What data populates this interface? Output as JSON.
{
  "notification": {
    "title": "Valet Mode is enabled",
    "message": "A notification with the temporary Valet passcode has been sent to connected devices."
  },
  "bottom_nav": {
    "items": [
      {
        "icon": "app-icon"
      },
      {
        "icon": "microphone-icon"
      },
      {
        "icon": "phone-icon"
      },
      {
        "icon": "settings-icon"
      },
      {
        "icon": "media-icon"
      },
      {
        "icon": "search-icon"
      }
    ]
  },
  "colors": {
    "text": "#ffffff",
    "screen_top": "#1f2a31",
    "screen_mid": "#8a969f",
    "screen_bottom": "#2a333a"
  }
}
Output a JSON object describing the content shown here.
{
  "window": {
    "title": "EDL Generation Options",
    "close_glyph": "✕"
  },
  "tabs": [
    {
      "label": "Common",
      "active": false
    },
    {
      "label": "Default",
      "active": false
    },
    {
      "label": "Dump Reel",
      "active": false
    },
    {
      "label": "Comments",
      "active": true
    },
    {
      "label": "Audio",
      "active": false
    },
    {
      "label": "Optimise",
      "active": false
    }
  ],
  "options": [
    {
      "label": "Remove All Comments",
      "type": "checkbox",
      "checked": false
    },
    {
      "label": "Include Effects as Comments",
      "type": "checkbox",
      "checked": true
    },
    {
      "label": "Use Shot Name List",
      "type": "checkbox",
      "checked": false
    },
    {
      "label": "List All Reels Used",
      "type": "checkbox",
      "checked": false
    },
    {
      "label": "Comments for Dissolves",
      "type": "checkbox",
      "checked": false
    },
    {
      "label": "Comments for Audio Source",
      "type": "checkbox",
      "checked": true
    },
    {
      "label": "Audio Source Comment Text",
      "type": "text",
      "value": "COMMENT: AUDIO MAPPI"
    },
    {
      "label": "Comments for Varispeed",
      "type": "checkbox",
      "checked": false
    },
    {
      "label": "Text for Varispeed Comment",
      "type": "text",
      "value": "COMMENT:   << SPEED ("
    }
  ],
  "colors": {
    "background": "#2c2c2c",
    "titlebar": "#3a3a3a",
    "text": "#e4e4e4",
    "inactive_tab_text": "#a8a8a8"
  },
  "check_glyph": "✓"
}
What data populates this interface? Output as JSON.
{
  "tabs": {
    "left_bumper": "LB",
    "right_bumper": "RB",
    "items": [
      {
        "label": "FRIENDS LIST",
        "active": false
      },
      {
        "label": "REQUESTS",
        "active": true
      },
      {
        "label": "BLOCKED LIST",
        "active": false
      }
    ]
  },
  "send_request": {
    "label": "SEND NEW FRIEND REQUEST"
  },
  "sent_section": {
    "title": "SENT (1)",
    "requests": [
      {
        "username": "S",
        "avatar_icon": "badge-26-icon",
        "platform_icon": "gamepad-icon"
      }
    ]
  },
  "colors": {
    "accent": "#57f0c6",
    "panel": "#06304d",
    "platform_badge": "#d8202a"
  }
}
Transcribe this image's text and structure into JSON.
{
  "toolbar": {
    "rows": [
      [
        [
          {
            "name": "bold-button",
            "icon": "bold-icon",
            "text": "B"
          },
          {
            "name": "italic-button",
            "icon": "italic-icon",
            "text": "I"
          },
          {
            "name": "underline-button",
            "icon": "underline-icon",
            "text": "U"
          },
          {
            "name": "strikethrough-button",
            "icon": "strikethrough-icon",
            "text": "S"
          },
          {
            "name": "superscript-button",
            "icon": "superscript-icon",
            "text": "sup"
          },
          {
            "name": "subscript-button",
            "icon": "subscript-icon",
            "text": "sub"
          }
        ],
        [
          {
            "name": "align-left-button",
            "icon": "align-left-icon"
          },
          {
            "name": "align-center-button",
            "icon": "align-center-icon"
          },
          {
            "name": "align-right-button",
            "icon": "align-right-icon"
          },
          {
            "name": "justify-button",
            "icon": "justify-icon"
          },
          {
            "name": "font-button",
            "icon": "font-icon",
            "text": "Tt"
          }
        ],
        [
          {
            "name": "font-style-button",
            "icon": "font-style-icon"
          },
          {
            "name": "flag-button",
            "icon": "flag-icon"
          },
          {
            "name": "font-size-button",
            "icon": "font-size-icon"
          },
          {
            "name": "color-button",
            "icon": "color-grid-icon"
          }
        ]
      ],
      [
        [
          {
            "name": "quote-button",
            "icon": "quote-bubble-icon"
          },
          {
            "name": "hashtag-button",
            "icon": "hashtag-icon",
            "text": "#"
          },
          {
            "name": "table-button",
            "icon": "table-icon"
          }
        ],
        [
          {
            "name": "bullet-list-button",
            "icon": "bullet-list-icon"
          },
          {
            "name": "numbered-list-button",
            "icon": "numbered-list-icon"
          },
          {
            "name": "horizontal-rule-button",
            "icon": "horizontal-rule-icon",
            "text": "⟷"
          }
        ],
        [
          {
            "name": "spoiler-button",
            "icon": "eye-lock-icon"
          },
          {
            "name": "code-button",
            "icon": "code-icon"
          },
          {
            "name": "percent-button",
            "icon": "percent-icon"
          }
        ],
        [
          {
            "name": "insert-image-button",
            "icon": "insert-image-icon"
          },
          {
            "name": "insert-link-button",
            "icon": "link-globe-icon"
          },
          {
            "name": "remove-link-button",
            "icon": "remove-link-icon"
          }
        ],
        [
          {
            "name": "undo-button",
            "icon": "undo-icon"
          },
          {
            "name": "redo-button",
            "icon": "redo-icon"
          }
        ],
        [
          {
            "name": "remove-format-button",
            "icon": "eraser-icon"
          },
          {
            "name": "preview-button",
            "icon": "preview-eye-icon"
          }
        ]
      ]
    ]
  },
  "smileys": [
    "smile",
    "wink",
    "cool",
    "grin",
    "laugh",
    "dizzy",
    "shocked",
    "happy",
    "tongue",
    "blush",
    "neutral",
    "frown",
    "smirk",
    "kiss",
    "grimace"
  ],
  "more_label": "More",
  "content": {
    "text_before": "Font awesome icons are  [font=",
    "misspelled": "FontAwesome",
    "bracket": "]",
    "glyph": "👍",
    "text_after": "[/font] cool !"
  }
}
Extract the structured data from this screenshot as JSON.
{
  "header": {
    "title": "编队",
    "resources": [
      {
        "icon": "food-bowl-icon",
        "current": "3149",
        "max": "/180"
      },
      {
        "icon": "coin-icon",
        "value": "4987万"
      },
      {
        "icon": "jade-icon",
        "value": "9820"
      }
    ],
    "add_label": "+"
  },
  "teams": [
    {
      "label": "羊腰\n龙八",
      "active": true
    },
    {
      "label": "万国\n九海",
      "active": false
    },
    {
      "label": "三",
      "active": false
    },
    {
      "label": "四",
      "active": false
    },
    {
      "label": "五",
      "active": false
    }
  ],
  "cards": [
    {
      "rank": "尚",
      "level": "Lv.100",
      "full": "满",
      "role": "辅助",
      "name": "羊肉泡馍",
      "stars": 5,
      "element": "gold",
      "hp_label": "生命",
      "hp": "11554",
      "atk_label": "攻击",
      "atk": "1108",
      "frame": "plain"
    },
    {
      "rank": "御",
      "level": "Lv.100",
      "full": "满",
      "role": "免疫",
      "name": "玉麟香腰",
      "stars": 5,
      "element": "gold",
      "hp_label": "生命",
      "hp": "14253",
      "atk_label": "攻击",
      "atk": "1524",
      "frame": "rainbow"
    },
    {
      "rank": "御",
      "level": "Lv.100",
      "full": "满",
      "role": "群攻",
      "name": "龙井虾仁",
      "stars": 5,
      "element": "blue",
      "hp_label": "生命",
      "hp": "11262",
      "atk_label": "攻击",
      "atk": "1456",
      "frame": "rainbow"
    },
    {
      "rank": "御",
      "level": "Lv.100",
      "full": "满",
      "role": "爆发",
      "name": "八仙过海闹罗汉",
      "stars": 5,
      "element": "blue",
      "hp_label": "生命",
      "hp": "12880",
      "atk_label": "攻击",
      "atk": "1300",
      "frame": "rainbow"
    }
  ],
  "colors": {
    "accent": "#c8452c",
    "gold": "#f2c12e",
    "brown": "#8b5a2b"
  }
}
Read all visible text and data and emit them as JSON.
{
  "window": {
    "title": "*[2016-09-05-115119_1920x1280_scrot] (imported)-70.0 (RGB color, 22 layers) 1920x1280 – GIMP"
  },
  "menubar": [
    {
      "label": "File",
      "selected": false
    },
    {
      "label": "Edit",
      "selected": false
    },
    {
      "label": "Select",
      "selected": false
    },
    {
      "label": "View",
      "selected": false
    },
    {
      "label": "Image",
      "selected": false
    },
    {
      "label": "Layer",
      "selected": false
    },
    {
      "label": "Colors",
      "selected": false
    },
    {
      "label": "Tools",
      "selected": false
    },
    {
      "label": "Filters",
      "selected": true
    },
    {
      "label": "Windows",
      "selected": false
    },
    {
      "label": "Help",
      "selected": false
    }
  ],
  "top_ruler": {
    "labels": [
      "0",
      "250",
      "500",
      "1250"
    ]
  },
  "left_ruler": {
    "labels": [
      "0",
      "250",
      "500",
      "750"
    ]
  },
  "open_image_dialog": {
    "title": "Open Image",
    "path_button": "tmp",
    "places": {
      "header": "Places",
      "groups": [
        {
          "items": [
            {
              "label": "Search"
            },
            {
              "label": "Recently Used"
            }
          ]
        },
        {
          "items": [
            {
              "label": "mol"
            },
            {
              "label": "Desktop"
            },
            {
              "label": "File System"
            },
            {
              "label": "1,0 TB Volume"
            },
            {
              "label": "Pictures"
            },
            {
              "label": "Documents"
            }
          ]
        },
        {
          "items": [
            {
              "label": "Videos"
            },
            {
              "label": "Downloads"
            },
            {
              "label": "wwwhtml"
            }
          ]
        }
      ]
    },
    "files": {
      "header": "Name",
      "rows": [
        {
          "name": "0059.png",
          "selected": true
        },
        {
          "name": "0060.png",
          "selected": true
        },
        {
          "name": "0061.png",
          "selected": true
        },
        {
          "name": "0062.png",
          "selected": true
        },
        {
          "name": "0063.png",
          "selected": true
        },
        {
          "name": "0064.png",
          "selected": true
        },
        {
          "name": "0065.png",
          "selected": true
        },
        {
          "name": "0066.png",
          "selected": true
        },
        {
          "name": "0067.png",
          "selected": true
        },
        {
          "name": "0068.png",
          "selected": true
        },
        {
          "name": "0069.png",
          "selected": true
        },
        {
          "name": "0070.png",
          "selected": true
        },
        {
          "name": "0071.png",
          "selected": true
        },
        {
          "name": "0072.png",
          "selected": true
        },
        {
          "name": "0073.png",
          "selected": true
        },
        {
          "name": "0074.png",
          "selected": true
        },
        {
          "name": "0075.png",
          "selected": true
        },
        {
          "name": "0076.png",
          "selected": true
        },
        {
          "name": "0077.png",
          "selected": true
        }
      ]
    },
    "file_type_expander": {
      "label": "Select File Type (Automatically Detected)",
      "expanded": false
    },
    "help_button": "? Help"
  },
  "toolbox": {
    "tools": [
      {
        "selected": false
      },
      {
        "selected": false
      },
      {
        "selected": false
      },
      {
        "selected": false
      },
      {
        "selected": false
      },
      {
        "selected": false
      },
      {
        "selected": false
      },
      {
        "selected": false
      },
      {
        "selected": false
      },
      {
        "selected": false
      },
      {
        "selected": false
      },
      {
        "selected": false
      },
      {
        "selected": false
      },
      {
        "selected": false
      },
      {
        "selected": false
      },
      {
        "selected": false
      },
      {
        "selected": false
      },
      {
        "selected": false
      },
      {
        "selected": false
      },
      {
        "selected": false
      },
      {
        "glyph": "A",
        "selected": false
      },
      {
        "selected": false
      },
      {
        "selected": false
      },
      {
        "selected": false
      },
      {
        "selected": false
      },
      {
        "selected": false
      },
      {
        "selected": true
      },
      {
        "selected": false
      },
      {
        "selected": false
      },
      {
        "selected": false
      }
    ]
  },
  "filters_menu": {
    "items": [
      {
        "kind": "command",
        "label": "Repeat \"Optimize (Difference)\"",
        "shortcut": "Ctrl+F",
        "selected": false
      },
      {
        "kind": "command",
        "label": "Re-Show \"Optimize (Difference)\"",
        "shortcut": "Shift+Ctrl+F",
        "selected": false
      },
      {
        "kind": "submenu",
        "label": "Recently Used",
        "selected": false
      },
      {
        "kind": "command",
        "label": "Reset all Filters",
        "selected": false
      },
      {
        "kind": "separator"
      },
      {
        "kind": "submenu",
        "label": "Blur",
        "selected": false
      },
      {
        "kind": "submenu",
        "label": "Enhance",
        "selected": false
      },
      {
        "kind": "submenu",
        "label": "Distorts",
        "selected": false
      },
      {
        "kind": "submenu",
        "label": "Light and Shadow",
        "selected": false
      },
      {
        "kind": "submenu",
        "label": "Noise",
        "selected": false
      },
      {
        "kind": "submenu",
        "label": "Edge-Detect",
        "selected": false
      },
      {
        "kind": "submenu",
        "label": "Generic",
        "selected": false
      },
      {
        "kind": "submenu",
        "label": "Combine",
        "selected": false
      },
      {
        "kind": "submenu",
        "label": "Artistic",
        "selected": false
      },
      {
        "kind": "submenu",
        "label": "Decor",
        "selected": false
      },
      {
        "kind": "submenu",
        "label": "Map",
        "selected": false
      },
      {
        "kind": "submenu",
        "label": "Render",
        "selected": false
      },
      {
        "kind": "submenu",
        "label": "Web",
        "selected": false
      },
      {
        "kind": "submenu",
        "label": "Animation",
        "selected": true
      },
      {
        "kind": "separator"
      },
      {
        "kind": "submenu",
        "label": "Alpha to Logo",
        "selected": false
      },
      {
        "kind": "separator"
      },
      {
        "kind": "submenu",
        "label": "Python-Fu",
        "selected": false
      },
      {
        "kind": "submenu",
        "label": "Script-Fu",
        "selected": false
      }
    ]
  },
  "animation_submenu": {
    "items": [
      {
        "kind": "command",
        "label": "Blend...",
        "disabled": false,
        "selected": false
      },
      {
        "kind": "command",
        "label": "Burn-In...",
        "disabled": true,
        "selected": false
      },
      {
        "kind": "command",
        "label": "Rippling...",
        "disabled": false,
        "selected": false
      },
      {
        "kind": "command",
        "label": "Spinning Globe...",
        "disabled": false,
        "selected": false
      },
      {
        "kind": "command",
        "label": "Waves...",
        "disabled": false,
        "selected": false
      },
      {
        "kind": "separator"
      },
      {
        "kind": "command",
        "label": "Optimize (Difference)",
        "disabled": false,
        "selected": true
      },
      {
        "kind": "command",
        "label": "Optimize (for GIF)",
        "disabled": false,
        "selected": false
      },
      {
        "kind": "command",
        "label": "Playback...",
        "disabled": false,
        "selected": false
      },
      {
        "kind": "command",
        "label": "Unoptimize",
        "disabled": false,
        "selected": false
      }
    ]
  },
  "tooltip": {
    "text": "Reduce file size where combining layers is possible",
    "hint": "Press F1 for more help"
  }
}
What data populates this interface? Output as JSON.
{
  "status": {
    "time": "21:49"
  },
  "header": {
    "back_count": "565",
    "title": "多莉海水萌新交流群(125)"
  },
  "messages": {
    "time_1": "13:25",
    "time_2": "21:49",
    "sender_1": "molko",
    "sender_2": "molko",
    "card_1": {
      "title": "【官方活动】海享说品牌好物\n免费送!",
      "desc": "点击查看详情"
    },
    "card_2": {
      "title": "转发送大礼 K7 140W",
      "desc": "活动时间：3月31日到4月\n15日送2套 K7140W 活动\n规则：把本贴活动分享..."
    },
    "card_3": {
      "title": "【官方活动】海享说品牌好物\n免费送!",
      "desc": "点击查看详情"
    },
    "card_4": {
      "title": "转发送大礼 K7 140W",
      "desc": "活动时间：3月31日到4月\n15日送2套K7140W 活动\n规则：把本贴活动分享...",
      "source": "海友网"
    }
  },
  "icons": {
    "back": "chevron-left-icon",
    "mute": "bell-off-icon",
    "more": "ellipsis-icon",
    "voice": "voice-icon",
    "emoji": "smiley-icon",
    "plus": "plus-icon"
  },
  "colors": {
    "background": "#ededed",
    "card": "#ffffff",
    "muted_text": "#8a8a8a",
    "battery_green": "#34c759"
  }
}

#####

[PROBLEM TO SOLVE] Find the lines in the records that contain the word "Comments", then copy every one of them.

[EXPECTED OUTPUT]
      "label": "Comments",
      "label": "Remove All Comments",
      "label": "Include Effects as Comments",
      "label": "Comments for Dissolves",
      "label": "Comments for Audio Source",
      "label": "Comments for Varispeed",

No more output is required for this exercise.